           used — even if it is the service manager. This is equivalent to
           systemd-notify MAINPID=$PID. For details about the semantics of
           this option see sd_notify(3).

       --uid=USER
           Set the user ID to send the notification from. Takes a UNIX user
           name or numeric UID. When specified the notification message will
           be sent with the specified UID as sender, in place of the user
           the command was invoked as. This option requires sufficient
           privileges in order to be able manipulate the user identity of
           the process.

       --status=
           Send a free-form status string for the daemon to the init
           systemd. This option takes the status string as argument. This is
           equivalent to systemd-notify STATUS=.... For details about the
           semantics of this option see sd_notify(3).

       --booted
           Returns 0 if the system was booted up with systemd, non-zero
           otherwise. If this option is passed, no message is sent. This
           option is hence unrelated to the other options. For details about
           the semantics of this option, see sd_booted(3). An alternate way
           to check for this state is to call systemctl(1) with the
           is-system-running command. It will return "offline" if the system
           was not booted with systemd.

       --no-block
           Do not synchronously wait for the requested operation to finish.
           Use of this option is only recommended when systemd-notify is
           spawned by the service manager, or when the invoking process is
           directly spawned by the service manager and has enough privileges
           to allow systemd-notify to send the notification on its behalf.
           Sending notifications with this option set is prone to race
           conditions in all other cases.

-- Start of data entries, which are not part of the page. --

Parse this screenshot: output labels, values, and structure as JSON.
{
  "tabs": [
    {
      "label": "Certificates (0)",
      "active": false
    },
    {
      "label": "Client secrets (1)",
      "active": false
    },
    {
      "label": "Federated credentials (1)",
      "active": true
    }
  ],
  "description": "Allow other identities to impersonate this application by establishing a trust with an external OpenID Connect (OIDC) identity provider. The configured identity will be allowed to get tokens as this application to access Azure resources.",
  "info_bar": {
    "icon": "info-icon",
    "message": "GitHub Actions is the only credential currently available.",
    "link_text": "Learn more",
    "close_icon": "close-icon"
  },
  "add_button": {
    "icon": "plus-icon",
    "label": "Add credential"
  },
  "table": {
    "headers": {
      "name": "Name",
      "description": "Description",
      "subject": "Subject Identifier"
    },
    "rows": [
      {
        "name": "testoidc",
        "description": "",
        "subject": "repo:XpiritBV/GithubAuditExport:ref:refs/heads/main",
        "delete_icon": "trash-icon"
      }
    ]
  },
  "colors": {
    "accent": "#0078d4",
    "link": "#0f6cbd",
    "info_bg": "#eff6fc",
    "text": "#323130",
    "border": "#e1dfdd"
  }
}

       -h, --help
           Print a short help text and exit.

       --version
           Print a short version string and exit.

EXIT STATUS         top

       On success, 0 is returned, a non-zero failure code otherwise.

EXAMPLE         top

       Example 1. Start-up Notification and Status Updates

       A simple shell daemon that sends start-up notifications after having
       set up its communication channel. During runtime it sends further
       status updates to the init system:

           #!/bin/bash

           mkfifo /tmp/waldo
           systemd-notify --ready --status="Waiting for data..."

           while : ; do
                   read a < /tmp/waldo
                   systemd-notify --status="Processing $a"

                   # Do something with $a ...

                   systemd-notify --status="Waiting for data..."
           done

SEE ALSO         top

       systemd(1), systemctl(1), systemd.unit(5), sd_notify(3), sd_booted(3)

COLOPHON         top

       This page is part of the systemd (systemd system and service manager)
       project.  Information about the project can be found at 
       ⟨http://www.freedesktop.org/wiki/Software/systemd⟩.  If you have a bug
       report for this manual page, see
       ⟨http://www.freedesktop.org/wiki/Software/systemd/#bugreports⟩.  This
       page was obtained from the project's upstream Git repository
       ⟨https://github.com/systemd/systemd.git⟩ on 2020-07-14.  (At that
       time, the date of the most recent commit that was found in the repos‐
       itory was 2020-07-14.)  If you discover any rendering problems in
       this HTML version of the page, or you believe there is a better or
       more up-to-date source for the page, or you have corrections or
       improvements to the information in this COLOPHON (which is not part
       of the original manual page), send a mail to man-pages@man7.org

systemd 246                                                SYSTEMD-NOTIFY(1)

Pages that refer to this page: init(1)systemd(1)30-systemd-environment-d-generator(7)systemd.directives(7)systemd.index(7)